With no fanfare, Google has stopped offering the Pixel C, its last Android-powered tablet/laptop. This was essentially the only high-end slate still on the market running this operating system, and its discontinuation marks an acknowledgment that there’s no interest in high-priced Android tablets.
Sales of inexpensive tablets with Android remain strong, as do sales of high-end tablets running other operating systems. It’s just the $400+ Android slates that didn’t catch on.
Google Pixel C: Laptop Alternative
Back in 2014, Google positioned the Pixel C to complete with the Microsoft Surface Pro and the Apple iPad Pro, offering an optional add-on keyboard for this 10.2-inch slate. The price started at $499, and it was powered by a speedy Nvidia Tegra Z1 processor. The company released frequent and quick system software updates for it, so those who already have one can upgrade it to the new Android 8.0 Oreo.
There was no announcement from Google that it was bringing this device to a close, but the Pixel C product page on the Google Store was completely removed.
Products in Search of Buyers
This Android model debuted two years ago, but it hasn’t been replaced by a newer version. This is a strong indication that it never enjoyed strong demand.
And this lack of interest seems to have been category wide, as Samsung has also stopped releasing high-end Android tablets: it once produced the 12.2-inch Galaxy Note Pro and Tab Pro with this operating system, but that was back in 2014. Since then, all the Korean giant’s detachable 2-in-1s have run Windows, including this year’s Samsung Galaxy Book.
Android Out, Chrome In
Google has also not abandoned the 2-in-1 category, but it’s using its own Chrome OS in the PixelBook, which is a convertible laptop rather than tablet like the Pixel C.
Samsung is pursuing the same strategy with the Chromebook Plus.
Android is Dead, Long Live Android
To be clear, this doesn’t mean that the market for all Android tablets has dried up, just very expensive ones.
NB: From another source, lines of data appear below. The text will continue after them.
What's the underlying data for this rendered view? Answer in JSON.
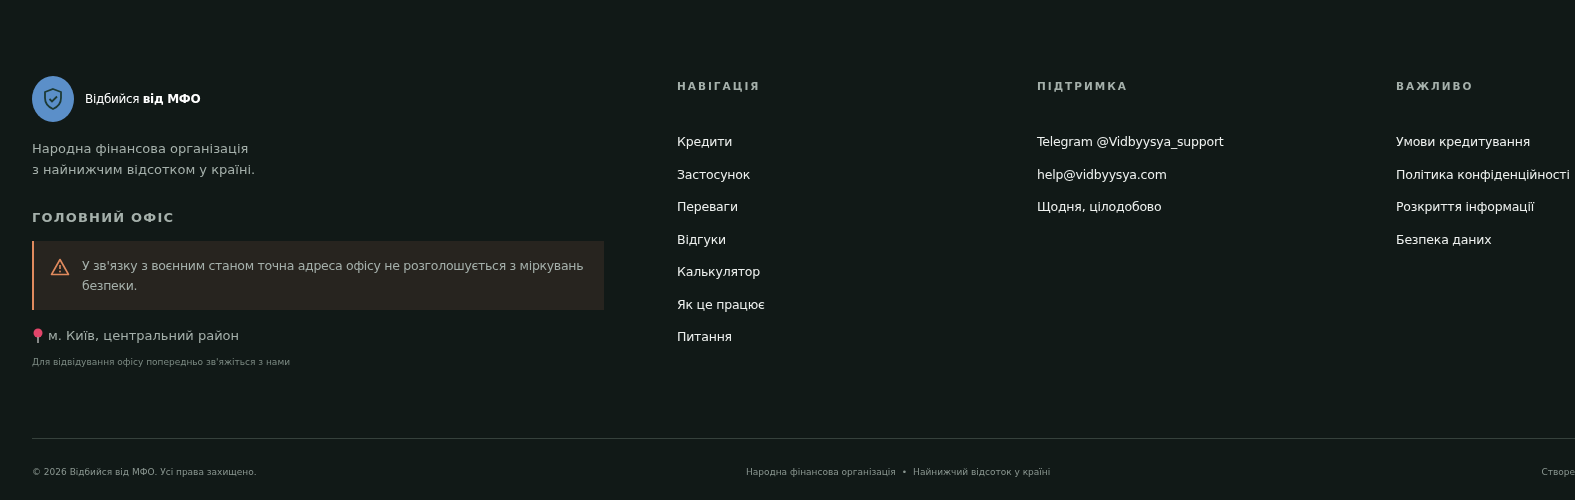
{
  "brand": {
    "name": "Відбийся **від МФО**",
    "tagline": [
      "Народна фінансова організація",
      "з найнижчим відсотком у країні."
    ]
  },
  "office": {
    "heading": "ГОЛОВНИЙ ОФІС",
    "warning": "У зв'язку з воєнним станом точна адреса офісу не розголошується з міркувань безпеки.",
    "address": "м. Київ, центральний район",
    "note": "Для відвідування офісу попередньо зв'яжіться з нами"
  },
  "columns": [
    {
      "heading": "НАВІГАЦІЯ",
      "links": [
        "Кредити",
        "Застосунок",
        "Переваги",
        "Відгуки",
        "Калькулятор",
        "Як це працює",
        "Питання"
      ]
    },
    {
      "heading": "ПІДТРИМКА",
      "links": [
        "Telegram @Vidbyysya_support",
        "help@vidbyysya.com",
        "Щодня, цілодобово"
      ]
    },
    {
      "heading": "ВАЖЛИВО",
      "links": [
        "Умови кредитування",
        "Політика конфіденційності",
        "Розкриття інформації",
        "Безпека даних"
      ]
    }
  ],
  "bottom": {
    "copyright": "© 2026 Відбийся від МФО. Усі права захищено.",
    "middle": [
      "Народна фінансова організація",
      "Найнижчий відсоток у країні"
    ],
    "separator": "•",
    "right": "Створе"
  }
}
Samsung and Amazon are selling millions of low-priced slates running this Google operating system. It just seems people would prefer Windows, Chrome, or iOS for their primary computers.
But Google is betting there are still those who want to run third-party Android software on their tablets, as recent versions of Chrome OS have the Google Play Store integrated into them, enabling users to install Android apps. Bother the aforementioned Chromebook Plaus and PixelBook have this capability.